Archive for the ‘patient communication’ Category

Lab Tests-How How Do You Want To Be Told Your Results?

August 7, 2012

This blog is a modification of an article by my colleague, Dr. Kevin Pho, which appeared in the August 6 in USA Today.
A patient once blamed Dr. Pho for causing him considerable anxiety because he had to wait several weeks before receiving the results of a lab test, which he had ordered.
Many patients commonly have to wait days, if not weeks, before getting lab results from their doctor. The delay can affect patients’ health negatively.

For instance, one study looked at women who underwent a breast biopsy for possible cancer. It took one to six days for these patients to obtain their results. Those who had to wait longer than six days had abnormal biochemical stress levels, which can potentially affect their healing times from the biopsy.

The U.S. Department of Health and Human Services wants to change the lab results system. HHS proposals would allow patients to immediately review their lab results via a website, almost at the same time as their physicians. Whether this is a good idea or bad will depend on what happens after the patients view their results.

What are the advantages of patients having immediate access to their test results? Most important of all the immediate access will reduce anxiety of waiting for the results. No longer will patients have to endure the antiquated retort from a doctor, “If you don’t hear from me, then everything is normal.” This wasn’t very acceptable years ago and is less acceptable today when patients have access to the same medical information that physicians have.

And the disadvantages?
Lab, pathology and x-ray reports without a medical professional explanation can be confusing and also be a source of anxiety. Raw numbers without the benefit of context can also make a patient upset and be a source of confusion. Some abnormal results are due to chance or lab errors. Other results can be a normal variation for that individual patient. Many lab results are misleading and not indicative of any disease. Patients often assume the worst, so viewing results alone might cause unnecessary alarm.

An unintended consequence of this approach could be that anxious patients flood doctors’ offices with telephone calls. Or they might go to the Internet for an explanation, which isn’t geared to a patient’s individual condition. A website could also provide the wrong information, which is sometimes based on opinion or a testimonial from another patient with a similar report but that doesn’t apply to the patient who is surfing the web.

I agree with Dr. Pho and that before performing any test, doctors should manage patient expectations. Doctors should tell patients what the tests results could indicate and how the results might affect their treatment.
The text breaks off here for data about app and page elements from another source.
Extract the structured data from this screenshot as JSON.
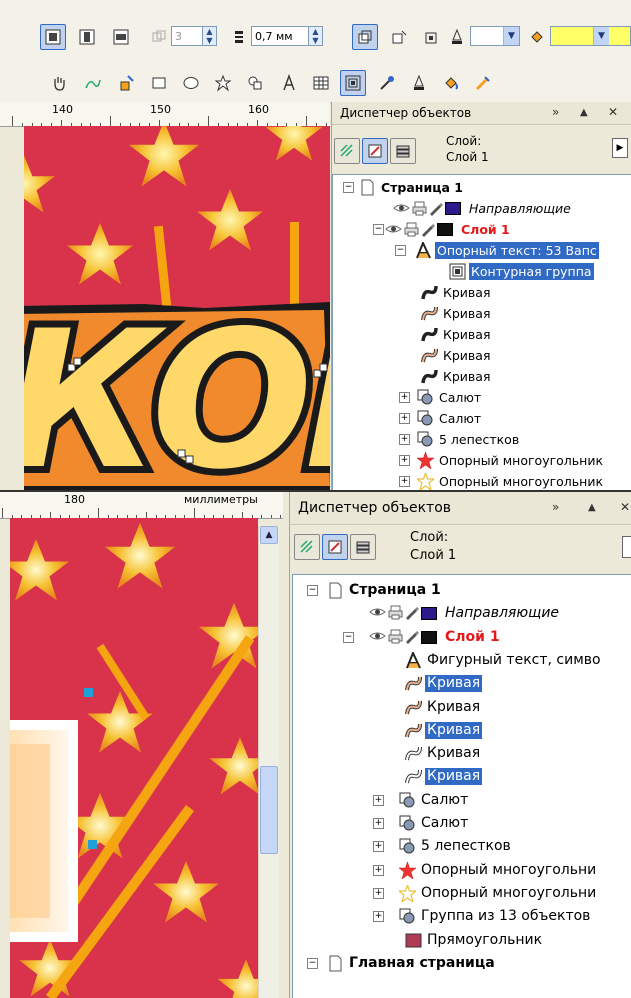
{
  "top_panel": {
    "toolbar": {
      "copies_value": "3",
      "outline_width_value": "0,7 мм"
    },
    "ruler_labels": [
      "140",
      "150",
      "160"
    ],
    "artwork_text": "КОП",
    "docker": {
      "title": "Диспетчер объектов",
      "layer_label": "Слой:",
      "layer_value": "Слой 1",
      "tree": [
        {
          "label": "Страница 1",
          "icon": "page-icon",
          "expander": "⊟"
        },
        {
          "label": "Направляющие",
          "icon": "layer-guides-icon",
          "swatch": "#2a1a8a"
        },
        {
          "label": "Слой 1",
          "icon": "layer-icon",
          "swatch": "#111111",
          "expander": "⊟"
        },
        {
          "label": "Опорный текст: 53 Вапс",
          "icon": "artistic-text-icon",
          "expander": "⊟",
          "selected": true
        },
        {
          "label": "Контурная группа",
          "icon": "contour-group-icon",
          "selected": true
        },
        {
          "label": "Кривая",
          "icon": "curve-dark-icon"
        },
        {
          "label": "Кривая",
          "icon": "curve-light-icon"
        },
        {
          "label": "Кривая",
          "icon": "curve-dark-icon"
        },
        {
          "label": "Кривая",
          "icon": "curve-light-icon"
        },
        {
          "label": "Кривая",
          "icon": "curve-dark-icon"
        },
        {
          "label": "Салют",
          "icon": "group-icon",
          "expander": "⊞"
        },
        {
          "label": "Салют",
          "icon": "group-icon",
          "expander": "⊞"
        },
        {
          "label": "5 лепестков",
          "icon": "group-icon",
          "expander": "⊞"
        },
        {
          "label": "Опорный многоугольник",
          "icon": "star-red-icon",
          "expander": "⊞"
        },
        {
          "label": "Опорный многоугольник",
          "icon": "star-outline-icon",
          "expander": "⊞"
        }
      ]
    },
    "colors": {
      "canvas_bg": "#d8334a",
      "star_fill": "#f7c234",
      "selection_bg": "#316ac5"
    }
  },
  "bottom_panel": {
    "ruler_labels": [
      "180"
    ],
    "ruler_units": "миллиметры",
    "docker": {
      "title": "Диспетчер объектов",
      "layer_label": "Слой:",
      "layer_value": "Слой 1",
      "tree": [
        {
          "label": "Страница 1",
          "icon": "page-icon",
          "expander": "⊟"
        },
        {
          "label": "Направляющие",
          "icon": "layer-guides-icon",
          "swatch": "#2a1a8a"
        },
        {
          "label": "Слой 1",
          "icon": "layer-icon",
          "swatch": "#111111",
          "expander": "⊟"
        },
        {
          "label": "Фигурный текст, симво",
          "icon": "artistic-text-icon"
        },
        {
          "label": "Кривая",
          "icon": "curve-light-icon",
          "selected": true
        },
        {
          "label": "Кривая",
          "icon": "curve-light-icon"
        },
        {
          "label": "Кривая",
          "icon": "curve-light-icon",
          "selected": true
        },
        {
          "label": "Кривая",
          "icon": "curve-white-icon"
        },
        {
          "label": "Кривая",
          "icon": "curve-white-icon",
          "selected": true
        },
        {
          "label": "Салют",
          "icon": "group-icon",
          "expander": "⊞"
        },
        {
          "label": "Салют",
          "icon": "group-icon",
          "expander": "⊞"
        },
        {
          "label": "5 лепестков",
          "icon": "group-icon",
          "expander": "⊞"
        },
        {
          "label": "Опорный многоугольни",
          "icon": "star-red-icon",
          "expander": "⊞"
        },
        {
          "label": "Опорный многоугольни",
          "icon": "star-outline-icon",
          "expander": "⊞"
        },
        {
          "label": "Группа из 13 объектов",
          "icon": "group-icon",
          "expander": "⊞"
        },
        {
          "label": "Прямоугольник",
          "icon": "rectangle-icon"
        },
        {
          "label": "Главная страница",
          "icon": "page-icon",
          "expander": "⊟"
        }
      ]
    }
  }
}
The conversation should end with a clear plan of how and when the patient will be informed of the test result.

So what would you like regarding receiving your lab results? I would like to hear from you and will try to adopt an approach that fits the needs and wants of my patients.